D7.4: Implications of profiling practices on democracy

Current profiling in the public sector  Title:
 Reply Angelos Yannopoulos:



Compared to far reaching technological developments in the past, such as the industrialisation, we are currently in a quite good position. We have constituted over many years stable democracies with established separation of powers (legislature, executive, judiciary). We have access to information that is not dominated by one actor in policy and economy. And we have independent research looking into impacts of new technologies on society and thus democracy. From this point of view we are highly enabled to deal with profiling as a (not really new) technology. As a result we should be able to get an overview of potential problem areas in order to ensure a balanced democratic system and to develop legislation towards this target. 

Data protection legislation faces limitations today and could face even more tomorrow with far developed ambient intelligent scenarios. Current data protection legislation was made for another understanding of collecting and processing of data as profiling techniques offers them today. But the instruments of data protection in general apply – a group profile or other knowledge linked to a person (e.g. a scoring value) is again personal data and thus regulated by the legislation. In addition we have many opportunities to adjust the instruments for privacy protection – and specific data protection legislation only is one of them. Other instruments are: legislation in other areas and technical solutions for privacy-preserving data mining, identity management, and multilateral security.  

In the long run I personally do not fear a lasting negative impact of profiling techniques on democracy and the rule of law – but we have to observe technological developments and their implementation into society carefully and if necessary to adjust legislation and its enforcement. 
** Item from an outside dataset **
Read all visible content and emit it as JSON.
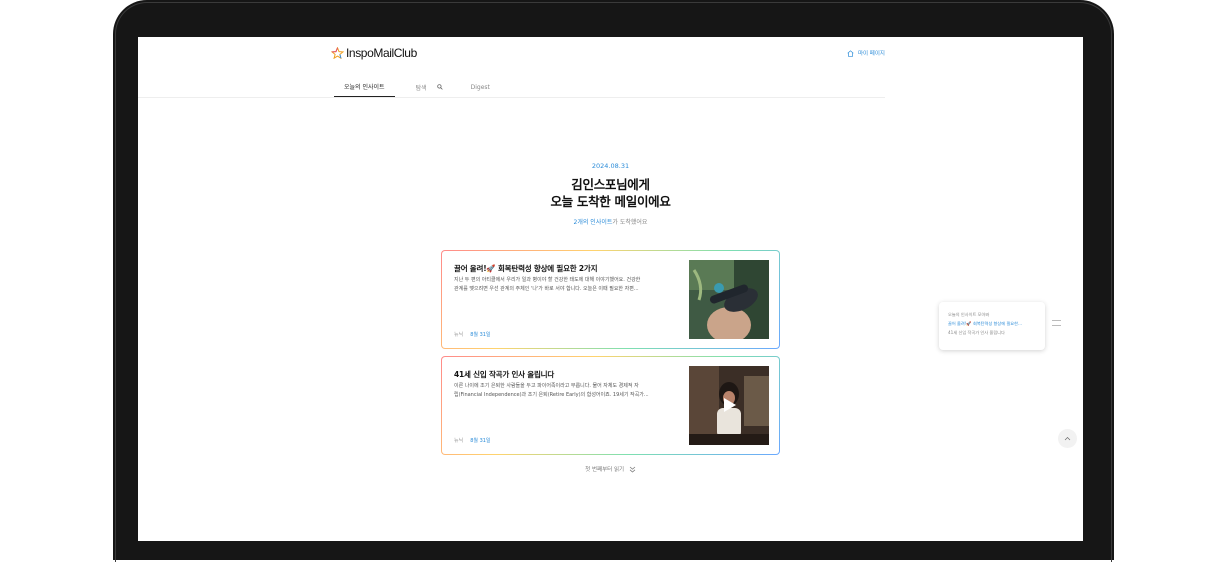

Martin Meints 

(Unabhängiges Landeszentrum für Datenschutz) 


Current profiling in the public sector  fidis-wp7-del7.4.implication_profiling_practices_03.sxw  Reply Angelos Yannopoulos:
Denis Royer 27 / 45